▸ ACTION ITEM
Each entry below is to be copied verbatim.

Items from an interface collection

------

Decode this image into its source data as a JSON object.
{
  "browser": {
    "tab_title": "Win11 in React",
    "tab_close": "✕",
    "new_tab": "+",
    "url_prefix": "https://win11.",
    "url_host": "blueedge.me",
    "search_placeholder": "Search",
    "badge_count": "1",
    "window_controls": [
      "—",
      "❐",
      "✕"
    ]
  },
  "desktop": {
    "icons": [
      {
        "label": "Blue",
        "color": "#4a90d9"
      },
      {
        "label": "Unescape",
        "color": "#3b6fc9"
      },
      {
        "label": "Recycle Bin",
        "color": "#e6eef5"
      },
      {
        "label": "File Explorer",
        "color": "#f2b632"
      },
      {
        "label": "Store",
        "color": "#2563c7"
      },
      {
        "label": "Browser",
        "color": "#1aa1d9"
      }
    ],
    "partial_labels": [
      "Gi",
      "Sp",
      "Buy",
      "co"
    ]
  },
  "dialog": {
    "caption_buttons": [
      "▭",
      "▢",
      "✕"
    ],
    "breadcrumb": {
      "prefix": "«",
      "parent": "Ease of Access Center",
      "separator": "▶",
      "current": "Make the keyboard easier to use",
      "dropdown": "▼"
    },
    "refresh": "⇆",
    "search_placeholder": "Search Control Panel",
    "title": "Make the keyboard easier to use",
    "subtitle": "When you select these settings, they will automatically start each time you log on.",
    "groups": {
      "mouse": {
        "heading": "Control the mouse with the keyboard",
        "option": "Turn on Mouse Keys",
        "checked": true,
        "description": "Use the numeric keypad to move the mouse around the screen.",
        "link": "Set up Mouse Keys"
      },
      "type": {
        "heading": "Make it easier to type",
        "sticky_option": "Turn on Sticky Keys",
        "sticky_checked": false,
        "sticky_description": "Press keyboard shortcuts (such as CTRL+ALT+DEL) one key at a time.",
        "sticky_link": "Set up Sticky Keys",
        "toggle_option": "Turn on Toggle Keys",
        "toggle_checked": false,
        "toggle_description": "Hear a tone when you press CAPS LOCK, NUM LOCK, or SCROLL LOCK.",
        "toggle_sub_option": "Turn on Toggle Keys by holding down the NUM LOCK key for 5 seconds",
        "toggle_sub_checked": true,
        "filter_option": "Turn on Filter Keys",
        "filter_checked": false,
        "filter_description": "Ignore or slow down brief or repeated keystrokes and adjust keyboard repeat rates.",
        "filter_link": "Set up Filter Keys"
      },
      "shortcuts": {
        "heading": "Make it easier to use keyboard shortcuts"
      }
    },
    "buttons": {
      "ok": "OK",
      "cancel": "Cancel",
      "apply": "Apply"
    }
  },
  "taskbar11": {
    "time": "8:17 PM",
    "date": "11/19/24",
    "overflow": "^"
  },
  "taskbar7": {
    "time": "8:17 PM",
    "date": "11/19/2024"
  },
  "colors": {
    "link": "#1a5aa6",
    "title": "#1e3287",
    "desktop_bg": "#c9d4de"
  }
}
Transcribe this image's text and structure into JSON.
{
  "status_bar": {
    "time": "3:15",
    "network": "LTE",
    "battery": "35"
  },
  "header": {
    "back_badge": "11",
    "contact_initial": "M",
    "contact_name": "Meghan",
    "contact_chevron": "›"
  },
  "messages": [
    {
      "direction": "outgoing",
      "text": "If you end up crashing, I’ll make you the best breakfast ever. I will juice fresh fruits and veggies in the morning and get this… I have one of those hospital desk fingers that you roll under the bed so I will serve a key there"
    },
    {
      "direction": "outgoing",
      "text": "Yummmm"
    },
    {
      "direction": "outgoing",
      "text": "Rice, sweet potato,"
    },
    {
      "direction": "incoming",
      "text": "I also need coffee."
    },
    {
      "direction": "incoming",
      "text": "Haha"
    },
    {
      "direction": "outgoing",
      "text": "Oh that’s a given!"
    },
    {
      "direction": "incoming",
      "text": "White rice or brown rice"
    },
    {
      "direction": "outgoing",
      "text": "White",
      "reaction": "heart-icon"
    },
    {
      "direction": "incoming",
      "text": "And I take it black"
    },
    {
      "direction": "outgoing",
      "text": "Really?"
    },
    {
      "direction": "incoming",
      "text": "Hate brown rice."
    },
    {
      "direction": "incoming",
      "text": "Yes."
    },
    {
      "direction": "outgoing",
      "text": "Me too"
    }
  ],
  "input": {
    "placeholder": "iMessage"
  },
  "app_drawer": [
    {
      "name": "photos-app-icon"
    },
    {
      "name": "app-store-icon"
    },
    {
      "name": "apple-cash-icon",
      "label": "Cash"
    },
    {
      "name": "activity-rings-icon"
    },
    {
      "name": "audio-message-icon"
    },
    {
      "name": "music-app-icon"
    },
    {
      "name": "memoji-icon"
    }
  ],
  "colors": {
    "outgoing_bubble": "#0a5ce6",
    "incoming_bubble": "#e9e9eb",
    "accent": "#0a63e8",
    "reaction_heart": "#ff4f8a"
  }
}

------

▸ OUTPUT
Decode this image into its source data as a JSON object.
{
  "browser": {
    "tab_title": "Win11 in React",
    "tab_close": "✕",
    "new_tab": "+",
    "url_prefix": "https://win11.",
    "url_host": "blueedge.me",
    "search_placeholder": "Search",
    "badge_count": "1",
    "window_controls": [
      "—",
      "❐",
      "✕"
    ]
  },
  "desktop": {
    "icons": [
      {
        "label": "Blue",
        "color": "#4a90d9"
      },
      {
        "label": "Unescape",
        "color": "#3b6fc9"
      },
      {
        "label": "Recycle Bin",
        "color": "#e6eef5"
      },
      {
        "label": "File Explorer",
        "color": "#f2b632"
      },
      {
        "label": "Store",
        "color": "#2563c7"
      },
      {
        "label": "Browser",
        "color": "#1aa1d9"
      }
    ],
    "partial_labels": [
      "Gi",
      "Sp",
      "Buy",
      "co"
    ]
  },
  "dialog": {
    "caption_buttons": [
      "▭",
      "▢",
      "✕"
    ],
    "breadcrumb": {
      "prefix": "«",
      "parent": "Ease of Access Center",
      "separator": "▶",
      "current": "Make the keyboard easier to use",
      "dropdown": "▼"
    },
    "refresh": "⇆",
    "search_placeholder": "Search Control Panel",
    "title": "Make the keyboard easier to use",
    "subtitle": "When you select these settings, they will automatically start each time you log on.",
    "groups": {
      "mouse": {
        "heading": "Control the mouse with the keyboard",
        "option": "Turn on Mouse Keys",
        "checked": true,
        "description": "Use the numeric keypad to move the mouse around the screen.",
        "link": "Set up Mouse Keys"
      },
      "type": {
        "heading": "Make it easier to type",
        "sticky_option": "Turn on Sticky Keys",
        "sticky_checked": false,
        "sticky_description": "Press keyboard shortcuts (such as CTRL+ALT+DEL) one key at a time.",
        "sticky_link": "Set up Sticky Keys",
        "toggle_option": "Turn on Toggle Keys",
        "toggle_checked": false,
        "toggle_description": "Hear a tone when you press CAPS LOCK, NUM LOCK, or SCROLL LOCK.",
        "toggle_sub_option": "Turn on Toggle Keys by holding down the NUM LOCK key for 5 seconds",
        "toggle_sub_checked": true,
        "filter_option": "Turn on Filter Keys",
        "filter_checked": false,
        "filter_description": "Ignore or slow down brief or repeated keystrokes and adjust keyboard repeat rates.",
        "filter_link": "Set up Filter Keys"
      },
      "shortcuts": {
        "heading": "Make it easier to use keyboard shortcuts"
      }
    },
    "buttons": {
      "ok": "OK",
      "cancel": "Cancel",
      "apply": "Apply"
    }
  },
  "taskbar11": {
    "time": "8:17 PM",
    "date": "11/19/24",
    "overflow": "^"
  },
  "taskbar7": {
    "time": "8:17 PM",
    "date": "11/19/2024"
  },
  "colors": {
    "link": "#1a5aa6",
    "title": "#1e3287",
    "desktop_bg": "#c9d4de"
  }
}
Transcribe this image's text and structure into JSON.
{
  "status_bar": {
    "time": "3:15",
    "network": "LTE",
    "battery": "35"
  },
  "header": {
    "back_badge": "11",
    "contact_initial": "M",
    "contact_name": "Meghan",
    "contact_chevron": "›"
  },
  "messages": [
    {
      "direction": "outgoing",
      "text": "If you end up crashing, I’ll make you the best breakfast ever. I will juice fresh fruits and veggies in the morning and get this… I have one of those hospital desk fingers that you roll under the bed so I will serve a key there"
    },
    {
      "direction": "outgoing",
      "text": "Yummmm"
    },
    {
      "direction": "outgoing",
      "text": "Rice, sweet potato,"
    },
    {
      "direction": "incoming",
      "text": "I also need coffee."
    },
    {
      "direction": "incoming",
      "text": "Haha"
    },
    {
      "direction": "outgoing",
      "text": "Oh that’s a given!"
    },
    {
      "direction": "incoming",
      "text": "White rice or brown rice"
    },
    {
      "direction": "outgoing",
      "text": "White",
      "reaction": "heart-icon"
    },
    {
      "direction": "incoming",
      "text": "And I take it black"
    },
    {
      "direction": "outgoing",
      "text": "Really?"
    },
    {
      "direction": "incoming",
      "text": "Hate brown rice."
    },
    {
      "direction": "incoming",
      "text": "Yes."
    },
    {
      "direction": "outgoing",
      "text": "Me too"
    }
  ],
  "input": {
    "placeholder": "iMessage"
  },
  "app_drawer": [
    {
      "name": "photos-app-icon"
    },
    {
      "name": "app-store-icon"
    },
    {
      "name": "apple-cash-icon",
      "label": "Cash"
    },
    {
      "name": "activity-rings-icon"
    },
    {
      "name": "audio-message-icon"
    },
    {
      "name": "music-app-icon"
    },
    {
      "name": "memoji-icon"
    }
  ],
  "colors": {
    "outgoing_bubble": "#0a5ce6",
    "incoming_bubble": "#e9e9eb",
    "accent": "#0a63e8",
    "reaction_heart": "#ff4f8a"
  }
}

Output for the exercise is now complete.